EXERCISE REQUIREMENTS: Go line by line through the records below. Copy whichever lines contain the string "cascadia".

Excerpts from an interface dataset
--------------------------------
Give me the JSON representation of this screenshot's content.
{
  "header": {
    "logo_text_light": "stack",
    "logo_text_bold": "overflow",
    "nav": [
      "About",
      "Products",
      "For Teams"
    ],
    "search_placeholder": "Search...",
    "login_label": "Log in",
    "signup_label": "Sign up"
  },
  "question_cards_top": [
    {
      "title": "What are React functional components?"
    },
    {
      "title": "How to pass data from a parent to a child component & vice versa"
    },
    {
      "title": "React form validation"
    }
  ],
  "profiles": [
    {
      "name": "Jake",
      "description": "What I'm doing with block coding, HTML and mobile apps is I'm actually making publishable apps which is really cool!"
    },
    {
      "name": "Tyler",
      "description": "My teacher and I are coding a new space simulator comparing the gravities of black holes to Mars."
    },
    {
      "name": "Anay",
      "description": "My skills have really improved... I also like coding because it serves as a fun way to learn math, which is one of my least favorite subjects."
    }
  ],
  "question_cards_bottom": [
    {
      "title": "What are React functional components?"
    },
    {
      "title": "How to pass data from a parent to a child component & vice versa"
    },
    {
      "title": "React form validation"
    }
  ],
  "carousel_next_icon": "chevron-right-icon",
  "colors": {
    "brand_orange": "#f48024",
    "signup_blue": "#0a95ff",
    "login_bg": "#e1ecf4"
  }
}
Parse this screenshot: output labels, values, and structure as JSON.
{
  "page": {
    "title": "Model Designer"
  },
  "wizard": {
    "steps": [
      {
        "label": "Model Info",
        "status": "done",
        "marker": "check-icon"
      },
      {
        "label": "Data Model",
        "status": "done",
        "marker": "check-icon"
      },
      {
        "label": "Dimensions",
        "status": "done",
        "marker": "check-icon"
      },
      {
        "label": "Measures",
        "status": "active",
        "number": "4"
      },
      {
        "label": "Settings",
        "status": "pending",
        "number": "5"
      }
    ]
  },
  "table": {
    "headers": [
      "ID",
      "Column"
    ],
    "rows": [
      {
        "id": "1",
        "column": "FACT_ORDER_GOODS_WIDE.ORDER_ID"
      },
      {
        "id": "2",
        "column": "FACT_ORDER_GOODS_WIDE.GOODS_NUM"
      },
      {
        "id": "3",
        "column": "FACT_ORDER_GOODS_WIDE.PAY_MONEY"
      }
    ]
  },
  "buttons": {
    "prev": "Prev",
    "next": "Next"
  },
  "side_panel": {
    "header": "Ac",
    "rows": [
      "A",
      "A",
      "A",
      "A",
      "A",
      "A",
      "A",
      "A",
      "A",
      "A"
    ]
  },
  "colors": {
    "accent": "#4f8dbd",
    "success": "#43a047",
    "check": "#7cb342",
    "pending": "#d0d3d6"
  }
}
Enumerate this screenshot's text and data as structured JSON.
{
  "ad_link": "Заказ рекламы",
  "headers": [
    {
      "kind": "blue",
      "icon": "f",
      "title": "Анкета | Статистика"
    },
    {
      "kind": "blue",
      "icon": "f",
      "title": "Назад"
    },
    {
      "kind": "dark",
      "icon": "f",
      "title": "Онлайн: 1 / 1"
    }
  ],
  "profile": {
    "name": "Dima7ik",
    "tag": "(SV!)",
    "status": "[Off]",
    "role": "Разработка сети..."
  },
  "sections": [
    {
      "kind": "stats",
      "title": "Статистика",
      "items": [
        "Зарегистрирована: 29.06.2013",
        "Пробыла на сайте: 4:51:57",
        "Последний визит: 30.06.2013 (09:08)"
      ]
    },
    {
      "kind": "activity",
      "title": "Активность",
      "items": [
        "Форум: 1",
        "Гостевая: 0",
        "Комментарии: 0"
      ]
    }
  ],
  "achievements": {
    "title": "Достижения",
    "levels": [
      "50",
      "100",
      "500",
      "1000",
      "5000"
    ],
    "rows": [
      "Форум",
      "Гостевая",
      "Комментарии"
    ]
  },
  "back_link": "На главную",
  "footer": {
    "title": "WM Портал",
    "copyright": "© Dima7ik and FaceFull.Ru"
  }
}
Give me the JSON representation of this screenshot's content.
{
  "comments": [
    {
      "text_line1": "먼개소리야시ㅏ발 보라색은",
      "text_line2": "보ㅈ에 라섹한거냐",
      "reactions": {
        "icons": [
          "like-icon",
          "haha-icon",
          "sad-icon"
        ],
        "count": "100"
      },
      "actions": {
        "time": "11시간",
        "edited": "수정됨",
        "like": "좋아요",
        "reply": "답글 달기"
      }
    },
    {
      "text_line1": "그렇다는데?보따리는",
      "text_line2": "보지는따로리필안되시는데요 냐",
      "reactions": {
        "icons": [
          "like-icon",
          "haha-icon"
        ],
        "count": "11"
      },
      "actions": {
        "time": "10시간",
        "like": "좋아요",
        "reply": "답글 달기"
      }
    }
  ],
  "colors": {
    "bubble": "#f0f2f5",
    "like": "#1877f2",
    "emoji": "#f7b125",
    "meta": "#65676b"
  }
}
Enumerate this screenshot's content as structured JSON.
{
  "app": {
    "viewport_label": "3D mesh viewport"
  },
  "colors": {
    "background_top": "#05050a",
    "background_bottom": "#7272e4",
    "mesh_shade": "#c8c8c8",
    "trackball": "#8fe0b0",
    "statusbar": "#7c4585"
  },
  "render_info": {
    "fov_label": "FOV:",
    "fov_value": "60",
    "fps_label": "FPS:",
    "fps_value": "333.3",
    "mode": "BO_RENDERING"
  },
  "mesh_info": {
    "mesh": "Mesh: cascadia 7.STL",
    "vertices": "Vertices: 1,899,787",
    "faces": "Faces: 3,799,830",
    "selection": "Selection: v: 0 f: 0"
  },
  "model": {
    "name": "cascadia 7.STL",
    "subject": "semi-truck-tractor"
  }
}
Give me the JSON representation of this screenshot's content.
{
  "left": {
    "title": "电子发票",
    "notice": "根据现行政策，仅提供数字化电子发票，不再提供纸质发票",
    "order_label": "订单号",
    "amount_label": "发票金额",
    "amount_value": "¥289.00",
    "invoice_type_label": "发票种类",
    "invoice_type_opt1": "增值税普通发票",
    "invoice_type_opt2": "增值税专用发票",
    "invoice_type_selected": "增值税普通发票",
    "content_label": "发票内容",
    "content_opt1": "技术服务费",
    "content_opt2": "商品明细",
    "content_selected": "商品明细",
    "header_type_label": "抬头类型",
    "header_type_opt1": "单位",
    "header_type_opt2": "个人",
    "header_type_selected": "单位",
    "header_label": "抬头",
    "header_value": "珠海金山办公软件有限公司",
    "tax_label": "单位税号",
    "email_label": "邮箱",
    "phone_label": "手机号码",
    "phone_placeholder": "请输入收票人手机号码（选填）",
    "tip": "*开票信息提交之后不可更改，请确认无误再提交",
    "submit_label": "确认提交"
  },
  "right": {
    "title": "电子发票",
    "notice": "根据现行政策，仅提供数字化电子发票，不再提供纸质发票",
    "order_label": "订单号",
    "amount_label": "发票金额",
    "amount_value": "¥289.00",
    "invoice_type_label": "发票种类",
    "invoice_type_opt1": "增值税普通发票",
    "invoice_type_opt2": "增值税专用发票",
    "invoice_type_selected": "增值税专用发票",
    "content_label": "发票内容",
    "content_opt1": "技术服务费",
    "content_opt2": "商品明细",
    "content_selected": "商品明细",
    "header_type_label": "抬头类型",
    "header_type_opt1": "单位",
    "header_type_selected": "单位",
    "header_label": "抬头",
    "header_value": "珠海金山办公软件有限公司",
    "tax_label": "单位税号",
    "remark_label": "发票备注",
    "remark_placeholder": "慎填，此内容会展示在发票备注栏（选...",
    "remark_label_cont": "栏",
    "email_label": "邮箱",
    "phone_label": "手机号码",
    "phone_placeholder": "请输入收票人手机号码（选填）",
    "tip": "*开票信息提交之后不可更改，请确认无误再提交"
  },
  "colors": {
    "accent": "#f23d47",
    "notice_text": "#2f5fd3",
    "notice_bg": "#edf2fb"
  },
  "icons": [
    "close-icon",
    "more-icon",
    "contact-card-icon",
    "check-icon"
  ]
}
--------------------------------
SOLVED PROBLEM:
    "mesh": "Mesh: cascadia 7.STL",
    "name": "cascadia 7.STL",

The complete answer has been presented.